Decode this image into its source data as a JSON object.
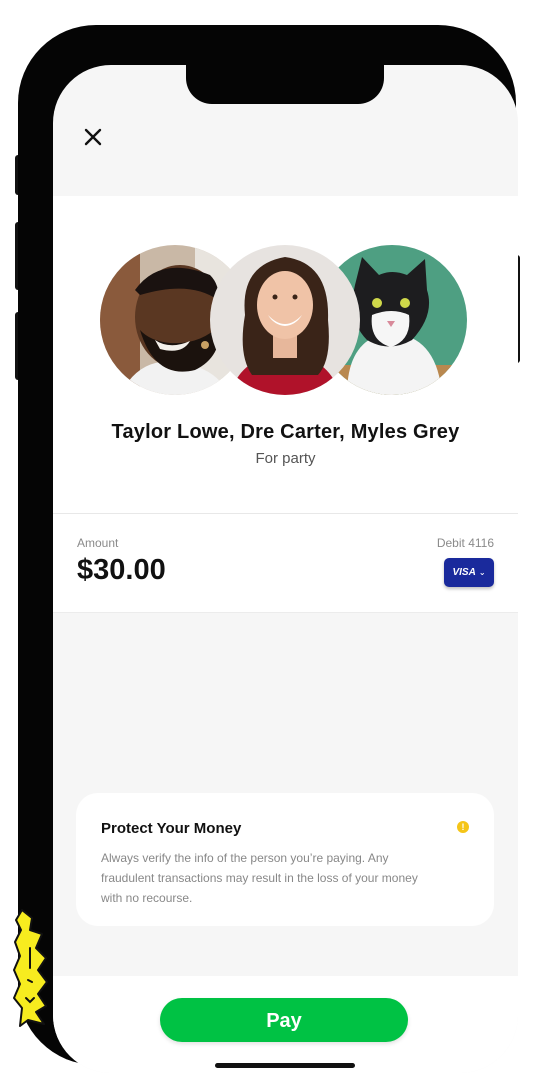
{
  "header": {
    "close_icon": "close-icon"
  },
  "recipients": {
    "names": "Taylor Lowe, Dre Carter, Myles Grey",
    "note": "For party",
    "avatars": [
      "man-avatar",
      "woman-avatar",
      "cat-avatar"
    ]
  },
  "payment": {
    "amount_label": "Amount",
    "amount_value": "$30.00",
    "card_label": "Debit 4116",
    "card_brand": "VISA"
  },
  "protect": {
    "title": "Protect Your Money",
    "body": "Always verify the info of the person you’re paying. Any fraudulent transactions may result in the loss of your money with no recourse.",
    "info_icon": "info-icon"
  },
  "footer": {
    "pay_label": "Pay"
  },
  "colors": {
    "accent_green": "#00c244",
    "visa_blue": "#1a2a9c",
    "info_yellow": "#f5c518",
    "background": "#f6f6f6"
  }
}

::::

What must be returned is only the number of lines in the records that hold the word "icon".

> _Solution for this problem_
2